Dr Whisky, you DID judge this professional whiskey maker's 45 years of experience. "Boring and inconcequential" were your words, I believe.

And since the ultimate goal here is to have a pleasurable drinking experience, why not do something to make it less boring and more concequential?? The bottom line is to make your drinking (or eating) experience as pleasurable as possible, given the tools available to you.

Do you not drink cocktails? What's the difference between blending Berheim with vermouth and bitters to make a Manhattan, compared to blending Bernheim with a rye whiskey (and maybe some water)? Isn't that, in essence, the same thing?

I can't add a rye whiskey, but it's okay to add vermouth and bitters (and ice, and a cherry)?

And you analogy to the Renoir is a false one. Each Renoir is unique. I would never consider adulterating it in any way. But, there have been how many bottles of Bernheim produced from the same batch that you drank? Thousands? Tens of thousands? Don't you think it's okay to take one of those thousands of bottles of whiskey and play around with it to appeal better to our palates, knowing fully well that if it doesn't work out, we still have 24 more ounces in the bottle and thousands of more bottles identical to the bottle purchased? Not exactly as unique as a Renoir...

Plus, if I bottle the Renoir painting, I am intitled to do whatever I want with it. It's now MY Renoir. And, if I buy a bottle a bottle of whiskey, am I not entitled to drink it how I want, whether it be neat, with water, with ice, with sweet vermouth and bitters, or with Sazerac Rye?
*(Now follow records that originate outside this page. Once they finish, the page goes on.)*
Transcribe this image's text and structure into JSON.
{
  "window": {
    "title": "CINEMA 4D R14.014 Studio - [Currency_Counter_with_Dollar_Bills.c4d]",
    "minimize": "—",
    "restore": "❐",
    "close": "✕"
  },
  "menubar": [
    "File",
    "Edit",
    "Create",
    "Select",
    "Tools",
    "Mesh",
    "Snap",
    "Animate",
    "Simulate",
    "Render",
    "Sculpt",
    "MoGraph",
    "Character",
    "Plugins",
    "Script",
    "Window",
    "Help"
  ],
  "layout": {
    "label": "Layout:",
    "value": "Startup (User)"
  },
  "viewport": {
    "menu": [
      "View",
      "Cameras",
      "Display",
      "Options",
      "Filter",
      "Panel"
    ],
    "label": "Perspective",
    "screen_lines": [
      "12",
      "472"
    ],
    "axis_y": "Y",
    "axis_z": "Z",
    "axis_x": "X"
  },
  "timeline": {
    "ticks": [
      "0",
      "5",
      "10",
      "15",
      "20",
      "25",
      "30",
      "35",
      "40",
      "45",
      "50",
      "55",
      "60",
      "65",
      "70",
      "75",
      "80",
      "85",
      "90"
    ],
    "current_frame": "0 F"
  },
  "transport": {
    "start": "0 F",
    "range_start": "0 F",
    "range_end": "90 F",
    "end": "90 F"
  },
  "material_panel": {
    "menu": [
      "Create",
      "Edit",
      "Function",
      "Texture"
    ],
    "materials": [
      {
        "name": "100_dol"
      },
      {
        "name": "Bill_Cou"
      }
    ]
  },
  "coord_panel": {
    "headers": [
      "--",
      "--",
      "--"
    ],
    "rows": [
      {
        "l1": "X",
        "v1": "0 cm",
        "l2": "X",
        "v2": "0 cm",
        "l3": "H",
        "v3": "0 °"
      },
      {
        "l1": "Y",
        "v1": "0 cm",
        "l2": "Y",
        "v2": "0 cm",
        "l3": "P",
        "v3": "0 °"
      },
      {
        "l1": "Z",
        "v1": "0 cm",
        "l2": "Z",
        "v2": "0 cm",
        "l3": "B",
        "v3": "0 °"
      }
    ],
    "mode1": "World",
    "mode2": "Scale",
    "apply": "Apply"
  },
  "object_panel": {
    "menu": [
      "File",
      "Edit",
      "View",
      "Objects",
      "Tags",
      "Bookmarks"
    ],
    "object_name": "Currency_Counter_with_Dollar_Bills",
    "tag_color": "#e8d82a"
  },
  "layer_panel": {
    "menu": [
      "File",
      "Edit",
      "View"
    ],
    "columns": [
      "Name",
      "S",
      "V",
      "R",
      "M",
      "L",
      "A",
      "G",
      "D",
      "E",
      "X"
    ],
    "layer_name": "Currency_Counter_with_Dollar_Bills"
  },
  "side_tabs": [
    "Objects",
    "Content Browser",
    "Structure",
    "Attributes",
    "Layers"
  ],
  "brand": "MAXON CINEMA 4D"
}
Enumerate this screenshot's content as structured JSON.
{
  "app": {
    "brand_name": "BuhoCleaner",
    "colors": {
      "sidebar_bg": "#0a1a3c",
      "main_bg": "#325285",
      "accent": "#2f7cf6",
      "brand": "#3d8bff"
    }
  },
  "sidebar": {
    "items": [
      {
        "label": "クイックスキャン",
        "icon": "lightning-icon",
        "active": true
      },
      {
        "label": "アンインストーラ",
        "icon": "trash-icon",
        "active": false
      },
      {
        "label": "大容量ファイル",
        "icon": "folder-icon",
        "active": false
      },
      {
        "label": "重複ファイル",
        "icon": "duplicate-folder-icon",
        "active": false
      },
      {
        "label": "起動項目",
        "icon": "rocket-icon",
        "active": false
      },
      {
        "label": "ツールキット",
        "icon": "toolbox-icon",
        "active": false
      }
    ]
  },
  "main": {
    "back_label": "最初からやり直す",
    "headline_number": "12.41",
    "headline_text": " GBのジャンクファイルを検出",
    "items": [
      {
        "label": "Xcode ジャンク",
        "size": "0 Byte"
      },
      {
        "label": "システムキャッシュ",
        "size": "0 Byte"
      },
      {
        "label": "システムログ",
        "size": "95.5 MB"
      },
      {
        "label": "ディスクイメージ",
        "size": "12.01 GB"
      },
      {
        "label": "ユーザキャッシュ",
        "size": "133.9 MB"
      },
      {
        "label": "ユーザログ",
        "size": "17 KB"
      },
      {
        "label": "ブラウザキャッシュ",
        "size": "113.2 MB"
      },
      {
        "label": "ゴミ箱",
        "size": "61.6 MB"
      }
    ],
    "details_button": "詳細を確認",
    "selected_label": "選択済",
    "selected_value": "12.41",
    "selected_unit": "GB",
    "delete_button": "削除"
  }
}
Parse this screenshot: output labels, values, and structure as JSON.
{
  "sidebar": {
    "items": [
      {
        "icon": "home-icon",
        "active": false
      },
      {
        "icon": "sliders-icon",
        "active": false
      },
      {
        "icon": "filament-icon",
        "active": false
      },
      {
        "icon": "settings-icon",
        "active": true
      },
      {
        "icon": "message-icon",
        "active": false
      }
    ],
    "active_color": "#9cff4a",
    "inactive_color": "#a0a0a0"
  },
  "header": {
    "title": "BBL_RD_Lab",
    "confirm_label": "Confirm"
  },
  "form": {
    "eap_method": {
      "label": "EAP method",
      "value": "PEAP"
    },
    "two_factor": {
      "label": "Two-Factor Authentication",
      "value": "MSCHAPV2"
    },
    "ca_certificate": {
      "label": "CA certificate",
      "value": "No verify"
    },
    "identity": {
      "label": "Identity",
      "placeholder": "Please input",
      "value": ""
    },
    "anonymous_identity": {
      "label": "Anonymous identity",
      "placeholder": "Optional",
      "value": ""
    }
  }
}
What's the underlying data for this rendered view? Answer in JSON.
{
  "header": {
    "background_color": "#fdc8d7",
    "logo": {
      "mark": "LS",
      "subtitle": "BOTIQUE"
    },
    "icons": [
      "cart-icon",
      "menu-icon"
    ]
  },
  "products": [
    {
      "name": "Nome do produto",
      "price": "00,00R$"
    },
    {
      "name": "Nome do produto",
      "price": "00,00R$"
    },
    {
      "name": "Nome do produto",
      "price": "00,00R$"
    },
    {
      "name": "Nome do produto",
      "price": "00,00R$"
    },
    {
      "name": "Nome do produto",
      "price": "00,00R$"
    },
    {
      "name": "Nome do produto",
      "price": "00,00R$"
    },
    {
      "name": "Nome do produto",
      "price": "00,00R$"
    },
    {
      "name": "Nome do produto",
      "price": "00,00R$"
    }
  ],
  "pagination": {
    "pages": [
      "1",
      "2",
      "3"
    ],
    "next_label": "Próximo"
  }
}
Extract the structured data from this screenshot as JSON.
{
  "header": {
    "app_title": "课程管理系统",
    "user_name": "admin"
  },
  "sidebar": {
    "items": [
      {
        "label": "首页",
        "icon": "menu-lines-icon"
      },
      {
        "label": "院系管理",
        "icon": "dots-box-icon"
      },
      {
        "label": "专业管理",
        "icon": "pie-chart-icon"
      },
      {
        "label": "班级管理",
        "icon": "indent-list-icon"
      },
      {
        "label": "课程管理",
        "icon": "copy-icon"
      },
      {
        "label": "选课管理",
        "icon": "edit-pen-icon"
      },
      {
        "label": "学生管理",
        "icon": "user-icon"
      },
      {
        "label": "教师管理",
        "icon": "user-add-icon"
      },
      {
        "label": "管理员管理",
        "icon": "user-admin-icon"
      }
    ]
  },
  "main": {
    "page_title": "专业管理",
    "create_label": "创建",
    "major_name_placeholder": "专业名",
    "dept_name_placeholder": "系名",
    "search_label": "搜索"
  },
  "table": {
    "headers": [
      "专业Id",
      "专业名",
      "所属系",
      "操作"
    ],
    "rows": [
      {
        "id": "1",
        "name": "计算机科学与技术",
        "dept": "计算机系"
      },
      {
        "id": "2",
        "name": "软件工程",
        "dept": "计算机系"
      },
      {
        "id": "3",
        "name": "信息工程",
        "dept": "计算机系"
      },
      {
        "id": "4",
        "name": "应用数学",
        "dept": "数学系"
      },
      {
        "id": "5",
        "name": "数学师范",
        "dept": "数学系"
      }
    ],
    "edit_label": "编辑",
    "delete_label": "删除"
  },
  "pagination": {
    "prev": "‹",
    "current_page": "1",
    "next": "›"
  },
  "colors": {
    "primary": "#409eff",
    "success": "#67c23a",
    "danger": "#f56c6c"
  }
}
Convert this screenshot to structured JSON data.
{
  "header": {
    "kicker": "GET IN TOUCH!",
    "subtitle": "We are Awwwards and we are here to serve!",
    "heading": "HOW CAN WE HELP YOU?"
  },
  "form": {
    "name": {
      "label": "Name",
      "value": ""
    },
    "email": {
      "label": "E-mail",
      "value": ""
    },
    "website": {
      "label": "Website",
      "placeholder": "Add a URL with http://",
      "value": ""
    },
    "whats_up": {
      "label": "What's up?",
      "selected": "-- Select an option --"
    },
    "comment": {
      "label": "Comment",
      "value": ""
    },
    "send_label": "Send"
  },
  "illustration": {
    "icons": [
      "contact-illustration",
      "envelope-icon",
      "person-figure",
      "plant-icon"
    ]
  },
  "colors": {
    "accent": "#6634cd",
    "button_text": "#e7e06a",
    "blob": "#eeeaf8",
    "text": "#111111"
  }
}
Dr. Whisky, I think you need to rethink your logic here.

John Hansell said...

Thinking about it some more, Dr. Whisky, your description of this whiskey: "boring and inconsequential" sort of reminds me of the food we had during our last meal together at the tavern, wouldn't you agree?

As I recall, we were all scrambling for the ketchup, malt vinegar, salt, pepper, and whatever else we could find to enhance the enjoyment of our dining experience. Sort of like adding a dollop of rye whiskey to what you describe as a "boring and inconcequential" wheat whiskey, perhaps?

Okay, no use beating a dead horse. I think you get my point.